Open a browser access the https://aks.ms/devicelogin URL, enter the code and login with the account configured in the cluster role.

If the authentication is valid and the permissions and clusterrolebinding have been properly created the command will complete.

$ kubectl get nodes
To sign in, use a web browser to open the page https://aka.ms/devicelogin and enter the code CZRZ7XSKH to authenticate.
NAME                        STATUS    AGE       VERSION
k8s-agentpool1-73809577-0   Ready     14d       v1.8.0
k8s-agentpool1-73809577-1   Ready     14d       v1.8.0
k8s-agentpool1-73809577-2   Ready     14d       v1.8.0
k8s-master-73809577-0       Ready     14d       v1.8.0

You can retrieve kubectl configuration to verify the values.

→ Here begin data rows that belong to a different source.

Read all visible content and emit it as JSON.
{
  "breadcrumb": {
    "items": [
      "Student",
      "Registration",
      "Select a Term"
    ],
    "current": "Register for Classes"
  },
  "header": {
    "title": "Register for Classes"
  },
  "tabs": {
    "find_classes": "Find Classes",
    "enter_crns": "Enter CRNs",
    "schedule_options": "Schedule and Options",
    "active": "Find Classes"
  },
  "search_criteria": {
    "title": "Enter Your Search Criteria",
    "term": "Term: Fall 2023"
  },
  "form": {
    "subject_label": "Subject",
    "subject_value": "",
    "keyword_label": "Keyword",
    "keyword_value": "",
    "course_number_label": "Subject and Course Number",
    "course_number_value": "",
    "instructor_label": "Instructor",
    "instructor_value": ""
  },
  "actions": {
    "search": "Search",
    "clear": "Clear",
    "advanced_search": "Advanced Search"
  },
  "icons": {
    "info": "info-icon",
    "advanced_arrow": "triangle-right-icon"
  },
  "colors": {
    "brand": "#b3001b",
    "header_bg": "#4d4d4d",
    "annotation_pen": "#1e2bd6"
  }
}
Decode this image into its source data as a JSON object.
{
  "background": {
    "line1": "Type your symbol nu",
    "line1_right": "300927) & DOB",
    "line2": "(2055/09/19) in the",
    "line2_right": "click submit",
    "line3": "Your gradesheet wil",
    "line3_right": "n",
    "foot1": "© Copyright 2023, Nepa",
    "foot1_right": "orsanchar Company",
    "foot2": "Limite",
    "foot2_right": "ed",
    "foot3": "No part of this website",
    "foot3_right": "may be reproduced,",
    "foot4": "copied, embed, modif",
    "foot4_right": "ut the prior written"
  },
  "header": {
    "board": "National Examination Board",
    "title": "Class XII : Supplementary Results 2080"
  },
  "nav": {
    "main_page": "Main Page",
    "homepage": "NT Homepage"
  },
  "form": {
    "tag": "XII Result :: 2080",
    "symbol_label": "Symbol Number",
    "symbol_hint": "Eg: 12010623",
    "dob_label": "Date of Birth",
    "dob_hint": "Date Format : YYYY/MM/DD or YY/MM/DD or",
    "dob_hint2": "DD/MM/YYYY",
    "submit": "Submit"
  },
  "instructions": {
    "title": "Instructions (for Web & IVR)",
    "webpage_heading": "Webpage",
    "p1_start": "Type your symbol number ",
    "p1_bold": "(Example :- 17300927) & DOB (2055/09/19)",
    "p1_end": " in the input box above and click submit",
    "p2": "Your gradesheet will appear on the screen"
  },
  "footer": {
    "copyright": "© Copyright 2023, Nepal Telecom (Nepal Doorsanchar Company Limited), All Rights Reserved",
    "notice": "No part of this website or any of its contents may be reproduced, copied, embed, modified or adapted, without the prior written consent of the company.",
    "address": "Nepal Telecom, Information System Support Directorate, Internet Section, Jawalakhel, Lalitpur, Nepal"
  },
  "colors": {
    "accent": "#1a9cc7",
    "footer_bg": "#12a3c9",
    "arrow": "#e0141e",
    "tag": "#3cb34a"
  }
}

$ kubectl config view
apiVersion: v1
clusters:
- cluster:
    certificate-authority-data: REDACTED
    server: https://aad-k8s-18.westeurope.cloudapp.azure.com
  name: aad-k8s-18
contexts:
- context:
    cluster: aad-k8s-18
    user: aad-k8s-18-admin
  name: aad-k8s-18
current-context: aad-k8s-18
kind: Config
preferences: {}
users:
- name: aad-k8s-18-admin
  user:
    auth-provider:
      config:
        access-token: <REDACTED>
        apiserver-id: <API_SERVER_ID>
        client-id: <CLIENT_SERVER_ID>
        expires-in: "3599"
        expires-on: "1508326831"
        refresh-token: <REDACTED>
        tenant-id: <TENANT_ID>
      name: azure

With this the integration is done. The logical next step would be to start digging into Kubernetes RBAC API documentation and create less privileged roles more suitable for a real deployment. Also I will continue to investigate the possibility of using Active Directory groups instead of just users since that option is much more efficient in a real Kubernetes installation.

As always courteous comments are welcome.

–Juanma